The last three points have something in particular in common. They all trigger a cognitive phenomenon called inattentional blindness. It’s something that we all experience, whether we’re aware of it or not1. A well-known demonstration of the phenomenon comes from a psychological study and you can perform the experiment from the study yourself by watching a video and following the instructions at the start:
If you haven’t done so already, I strongly recommend you do the experiment first before you read on—this is something you really only get to experience once, although there are variations of it. Although it’s likely something you’ll experience again and again in real life.
The study and others like it find that half of the time on average, people fail to notice the unexpected element. They’re asked to perform a task and they’re focused so intently on it that they fail to perceive something they’re looking right at. It’s one of the reasons using your phone while driving is so dangerous, even hands-free; if your attention is on the text/app/call it’s not on the road.

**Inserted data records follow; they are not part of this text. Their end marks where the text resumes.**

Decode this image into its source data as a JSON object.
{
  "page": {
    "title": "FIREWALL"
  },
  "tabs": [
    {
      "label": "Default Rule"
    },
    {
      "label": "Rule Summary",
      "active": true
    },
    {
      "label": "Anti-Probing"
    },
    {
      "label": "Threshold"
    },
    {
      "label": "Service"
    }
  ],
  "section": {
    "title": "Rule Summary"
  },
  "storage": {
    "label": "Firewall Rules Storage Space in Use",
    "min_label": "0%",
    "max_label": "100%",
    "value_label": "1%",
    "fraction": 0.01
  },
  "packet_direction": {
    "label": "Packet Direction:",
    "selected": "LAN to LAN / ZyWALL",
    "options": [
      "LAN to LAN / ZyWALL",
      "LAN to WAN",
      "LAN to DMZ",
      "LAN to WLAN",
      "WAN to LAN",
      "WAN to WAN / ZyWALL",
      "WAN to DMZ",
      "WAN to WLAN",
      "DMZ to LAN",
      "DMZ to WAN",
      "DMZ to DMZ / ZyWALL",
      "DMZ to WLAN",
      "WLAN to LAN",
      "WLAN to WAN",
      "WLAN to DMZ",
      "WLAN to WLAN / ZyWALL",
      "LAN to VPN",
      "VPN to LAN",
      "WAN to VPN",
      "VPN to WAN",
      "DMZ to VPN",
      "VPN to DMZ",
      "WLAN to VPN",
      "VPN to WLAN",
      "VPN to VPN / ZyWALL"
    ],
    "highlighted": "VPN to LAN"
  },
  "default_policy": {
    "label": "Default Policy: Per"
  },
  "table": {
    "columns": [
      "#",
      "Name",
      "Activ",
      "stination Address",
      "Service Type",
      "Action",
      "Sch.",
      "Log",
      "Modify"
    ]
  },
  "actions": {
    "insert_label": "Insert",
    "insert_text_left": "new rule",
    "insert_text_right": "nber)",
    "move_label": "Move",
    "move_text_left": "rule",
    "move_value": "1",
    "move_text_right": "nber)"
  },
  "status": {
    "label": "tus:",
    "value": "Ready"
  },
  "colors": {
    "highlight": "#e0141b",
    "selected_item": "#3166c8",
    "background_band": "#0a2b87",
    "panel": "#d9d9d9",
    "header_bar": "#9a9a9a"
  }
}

That kind of inattentional blindness is exactly what can happen when you follow a scripted test. You focus on the steps you have to follow and the results you have to check for and you fail to notice anything else. The software can behave in unexpected ways, but you might miss it if you’re only paying attention to what the test case says should happen. Even if you’re looking right at the problem. Missing the unexpected becomes more likely the longer you’re doing the task and the more anxious you are about completing it quickly.
I’m certainly not the first to draw the link between inattentional blindness and scripted tests. Michael Bolton, for one, has mentioned it a few times on his blog. But it’s particularly relevant to me now as I try to improve our testing practices. Whatever changes we make, we need to be aware of the potential for inattentional blindness.
For now it’s clear to me that the scripted, highly-detailed test cases we’re used to at my workplace are getting in the way of us improving the quality of our software. Part of the solution is a more exploratory approach to testing. One suggestion is that instead of following a test case step-by-step, you could:
glance over the test case; try to discern the task that’s being modeled or the information that’s being sought; then try to fulfill the task without referring to the test case. That puts the tester in command to try the task and stumble over problems in getting to the goal. Since the end user is not going to be following the test case either, those problems are likely to be bugs.
For those interested, there is more information about inattentional blindness on Scholarpedia, including references to the original research publications.
How do you avoid inattentional blindness while you’re testing? I haven’t set up a commenting system here yet but this article is cross-posted to dev.to and you’re welcome to comment there.
1. Technically, we're never aware of it. That's the inattentional part.